Under layers would commonly include a shift, slip or some form of underdress, covered by a fitted kirtle and then covered by the gown.
Key accessories include the wide belt often made from fabrics as well as many examples of different styles of hats, many becoming elaborate.
This dress is poly cotton blend brocade with cotton velvet collar and cuffs, red linen kirtle, white linen shift. A yellow silk placket covers most of the red kirtle at the plunging neckline
- Gown –
- finely woven wools,
- brocaded or patterned cloths. Rich textiles,
- collars featuring velvets and furs.
- Fur trim
- Kirtle –
- Gown –
- Some cottons
- Linen blends wool blends
- some poly/cotton upholstery fabrics to achieve the woven in patterns.
- Linen and linen blends
- some cottons to lighten the under layers
- Linen blends
- Under layers – shift/slip or some form of underdress

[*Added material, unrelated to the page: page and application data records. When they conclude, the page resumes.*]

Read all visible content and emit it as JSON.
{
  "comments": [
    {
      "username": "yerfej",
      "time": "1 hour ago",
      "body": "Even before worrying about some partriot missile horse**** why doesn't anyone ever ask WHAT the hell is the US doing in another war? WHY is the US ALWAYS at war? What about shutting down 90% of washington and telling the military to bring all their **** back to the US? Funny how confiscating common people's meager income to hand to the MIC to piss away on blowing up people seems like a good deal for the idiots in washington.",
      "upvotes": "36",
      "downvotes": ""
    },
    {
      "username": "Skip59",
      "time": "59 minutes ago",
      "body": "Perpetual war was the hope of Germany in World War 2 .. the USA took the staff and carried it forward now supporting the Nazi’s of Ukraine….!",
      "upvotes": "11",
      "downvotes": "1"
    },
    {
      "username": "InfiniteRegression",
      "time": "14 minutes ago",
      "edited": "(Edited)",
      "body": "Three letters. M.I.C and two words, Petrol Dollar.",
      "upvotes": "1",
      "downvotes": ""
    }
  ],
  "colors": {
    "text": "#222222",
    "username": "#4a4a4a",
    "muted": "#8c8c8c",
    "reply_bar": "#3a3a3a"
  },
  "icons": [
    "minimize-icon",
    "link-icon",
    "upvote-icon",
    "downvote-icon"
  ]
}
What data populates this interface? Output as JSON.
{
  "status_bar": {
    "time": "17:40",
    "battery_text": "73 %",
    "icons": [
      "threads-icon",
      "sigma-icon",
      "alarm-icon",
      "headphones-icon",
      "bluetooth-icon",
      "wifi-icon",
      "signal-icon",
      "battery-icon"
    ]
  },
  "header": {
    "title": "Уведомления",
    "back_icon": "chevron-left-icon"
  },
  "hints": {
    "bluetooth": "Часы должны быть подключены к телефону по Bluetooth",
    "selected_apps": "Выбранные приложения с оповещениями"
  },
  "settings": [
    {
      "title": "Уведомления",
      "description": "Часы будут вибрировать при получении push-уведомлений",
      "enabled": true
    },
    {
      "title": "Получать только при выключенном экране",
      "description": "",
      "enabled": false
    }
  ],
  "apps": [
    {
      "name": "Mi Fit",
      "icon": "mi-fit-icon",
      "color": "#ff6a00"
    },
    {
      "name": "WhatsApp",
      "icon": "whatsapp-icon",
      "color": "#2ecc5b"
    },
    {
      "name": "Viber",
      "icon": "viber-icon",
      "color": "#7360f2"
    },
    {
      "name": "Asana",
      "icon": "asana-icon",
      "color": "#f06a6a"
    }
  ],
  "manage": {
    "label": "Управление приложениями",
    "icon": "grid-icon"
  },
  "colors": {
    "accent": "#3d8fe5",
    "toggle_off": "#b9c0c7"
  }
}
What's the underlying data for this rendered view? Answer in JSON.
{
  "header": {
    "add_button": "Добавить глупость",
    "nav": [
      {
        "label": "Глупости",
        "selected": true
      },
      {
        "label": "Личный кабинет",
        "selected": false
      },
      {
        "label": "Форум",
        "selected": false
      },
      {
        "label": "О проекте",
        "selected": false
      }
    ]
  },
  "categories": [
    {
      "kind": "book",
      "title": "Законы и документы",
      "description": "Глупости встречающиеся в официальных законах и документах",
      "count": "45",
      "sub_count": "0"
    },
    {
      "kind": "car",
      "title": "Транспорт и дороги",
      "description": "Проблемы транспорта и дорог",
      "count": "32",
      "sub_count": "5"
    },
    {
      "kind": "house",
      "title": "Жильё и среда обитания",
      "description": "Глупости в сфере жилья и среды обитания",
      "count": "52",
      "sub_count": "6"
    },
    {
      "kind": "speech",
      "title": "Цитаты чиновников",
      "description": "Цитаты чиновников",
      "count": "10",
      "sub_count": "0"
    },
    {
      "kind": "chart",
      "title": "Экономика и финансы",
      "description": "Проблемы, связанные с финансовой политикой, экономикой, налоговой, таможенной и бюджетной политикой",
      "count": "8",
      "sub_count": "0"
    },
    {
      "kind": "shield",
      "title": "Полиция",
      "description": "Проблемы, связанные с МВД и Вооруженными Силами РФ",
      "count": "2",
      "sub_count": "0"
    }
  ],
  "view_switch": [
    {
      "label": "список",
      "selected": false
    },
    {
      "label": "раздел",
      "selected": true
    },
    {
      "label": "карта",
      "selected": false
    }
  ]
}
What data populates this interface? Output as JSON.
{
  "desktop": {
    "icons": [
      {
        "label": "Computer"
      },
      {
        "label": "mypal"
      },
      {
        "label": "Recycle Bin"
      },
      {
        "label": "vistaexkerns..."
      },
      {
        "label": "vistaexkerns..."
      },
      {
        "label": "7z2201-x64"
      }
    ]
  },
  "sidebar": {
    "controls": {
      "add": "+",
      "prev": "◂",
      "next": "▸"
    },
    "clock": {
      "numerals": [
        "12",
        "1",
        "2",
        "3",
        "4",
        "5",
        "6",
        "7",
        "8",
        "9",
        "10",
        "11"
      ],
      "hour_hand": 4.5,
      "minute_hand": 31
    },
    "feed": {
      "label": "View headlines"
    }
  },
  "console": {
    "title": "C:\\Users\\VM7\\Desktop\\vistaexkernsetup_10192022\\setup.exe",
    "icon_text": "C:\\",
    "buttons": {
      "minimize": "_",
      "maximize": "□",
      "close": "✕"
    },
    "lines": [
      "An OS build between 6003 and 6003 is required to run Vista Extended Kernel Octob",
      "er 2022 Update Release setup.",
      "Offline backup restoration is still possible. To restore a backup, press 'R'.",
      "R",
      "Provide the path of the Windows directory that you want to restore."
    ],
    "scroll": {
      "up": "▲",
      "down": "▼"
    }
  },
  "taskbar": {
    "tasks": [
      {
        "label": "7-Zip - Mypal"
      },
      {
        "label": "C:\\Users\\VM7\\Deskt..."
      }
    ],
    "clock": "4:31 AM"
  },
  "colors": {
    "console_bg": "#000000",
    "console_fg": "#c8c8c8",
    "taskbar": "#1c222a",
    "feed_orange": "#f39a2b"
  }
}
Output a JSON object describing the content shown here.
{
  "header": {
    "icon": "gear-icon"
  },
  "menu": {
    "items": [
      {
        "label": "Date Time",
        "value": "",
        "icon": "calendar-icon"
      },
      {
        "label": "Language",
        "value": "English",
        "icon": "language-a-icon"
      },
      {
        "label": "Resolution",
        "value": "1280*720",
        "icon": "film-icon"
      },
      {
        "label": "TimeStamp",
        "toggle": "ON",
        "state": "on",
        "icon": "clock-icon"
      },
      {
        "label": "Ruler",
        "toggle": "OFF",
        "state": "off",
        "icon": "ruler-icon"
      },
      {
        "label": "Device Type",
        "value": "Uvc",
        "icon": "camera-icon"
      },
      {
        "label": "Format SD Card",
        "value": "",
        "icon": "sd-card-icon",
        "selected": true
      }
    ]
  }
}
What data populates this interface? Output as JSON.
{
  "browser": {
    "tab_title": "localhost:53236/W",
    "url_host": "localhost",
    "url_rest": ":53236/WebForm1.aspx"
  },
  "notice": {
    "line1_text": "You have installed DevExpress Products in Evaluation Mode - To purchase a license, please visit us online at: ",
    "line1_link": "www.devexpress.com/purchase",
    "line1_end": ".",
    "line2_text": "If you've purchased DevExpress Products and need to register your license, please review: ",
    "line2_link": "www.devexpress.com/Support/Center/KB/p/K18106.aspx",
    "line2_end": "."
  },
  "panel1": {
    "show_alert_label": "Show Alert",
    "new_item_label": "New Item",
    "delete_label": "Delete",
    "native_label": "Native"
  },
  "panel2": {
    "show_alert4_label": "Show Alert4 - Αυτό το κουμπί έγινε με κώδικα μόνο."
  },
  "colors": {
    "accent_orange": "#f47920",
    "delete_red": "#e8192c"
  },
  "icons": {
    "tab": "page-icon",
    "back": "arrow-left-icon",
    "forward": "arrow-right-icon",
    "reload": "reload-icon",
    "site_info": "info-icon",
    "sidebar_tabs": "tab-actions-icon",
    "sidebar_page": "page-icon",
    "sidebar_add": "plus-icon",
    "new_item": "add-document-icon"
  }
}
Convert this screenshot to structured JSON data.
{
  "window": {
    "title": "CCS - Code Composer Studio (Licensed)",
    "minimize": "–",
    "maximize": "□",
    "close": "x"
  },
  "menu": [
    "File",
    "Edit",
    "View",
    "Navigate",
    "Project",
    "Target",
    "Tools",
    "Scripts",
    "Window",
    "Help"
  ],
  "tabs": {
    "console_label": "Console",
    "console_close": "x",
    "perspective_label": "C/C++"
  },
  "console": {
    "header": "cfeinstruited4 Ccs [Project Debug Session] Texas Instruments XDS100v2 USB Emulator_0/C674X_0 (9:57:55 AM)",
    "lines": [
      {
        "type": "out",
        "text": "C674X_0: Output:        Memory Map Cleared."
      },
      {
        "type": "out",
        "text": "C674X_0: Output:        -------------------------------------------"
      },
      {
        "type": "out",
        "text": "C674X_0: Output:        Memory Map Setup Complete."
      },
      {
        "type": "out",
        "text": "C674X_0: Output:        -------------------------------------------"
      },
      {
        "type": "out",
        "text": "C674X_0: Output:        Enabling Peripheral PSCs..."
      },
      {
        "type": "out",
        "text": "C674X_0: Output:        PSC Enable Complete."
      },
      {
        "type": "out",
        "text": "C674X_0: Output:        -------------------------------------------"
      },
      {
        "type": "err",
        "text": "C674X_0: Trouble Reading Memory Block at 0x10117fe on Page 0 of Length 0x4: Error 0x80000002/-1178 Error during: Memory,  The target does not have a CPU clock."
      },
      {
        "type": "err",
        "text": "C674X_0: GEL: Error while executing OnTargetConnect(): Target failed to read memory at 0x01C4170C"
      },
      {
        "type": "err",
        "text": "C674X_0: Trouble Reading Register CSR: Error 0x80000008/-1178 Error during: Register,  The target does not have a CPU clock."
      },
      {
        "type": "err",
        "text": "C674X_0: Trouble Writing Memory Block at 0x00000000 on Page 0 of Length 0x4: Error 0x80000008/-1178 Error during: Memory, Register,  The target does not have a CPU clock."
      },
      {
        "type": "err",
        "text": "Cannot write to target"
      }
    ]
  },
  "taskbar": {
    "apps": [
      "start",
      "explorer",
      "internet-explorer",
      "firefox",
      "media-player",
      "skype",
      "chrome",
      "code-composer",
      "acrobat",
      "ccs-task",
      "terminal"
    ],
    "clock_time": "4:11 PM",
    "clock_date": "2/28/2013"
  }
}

- fitted kirtle
- Key accessories include the wide belt often made from fabrics as well as many examples of different styles of hats, many becoming elaborate.
- This is the time of the Henin hat that becomes the stereotypical ‘princess’ hat, various low shoes or slippers, pouches or purses.
|Source of Period Pic||The Whore of Babylon. 1470. Pierpont Morgan MS M.68. Saint Catherine converting the Scholars. Walters Art Museum 37.2487.|
|Photographer||Vincent De Vere|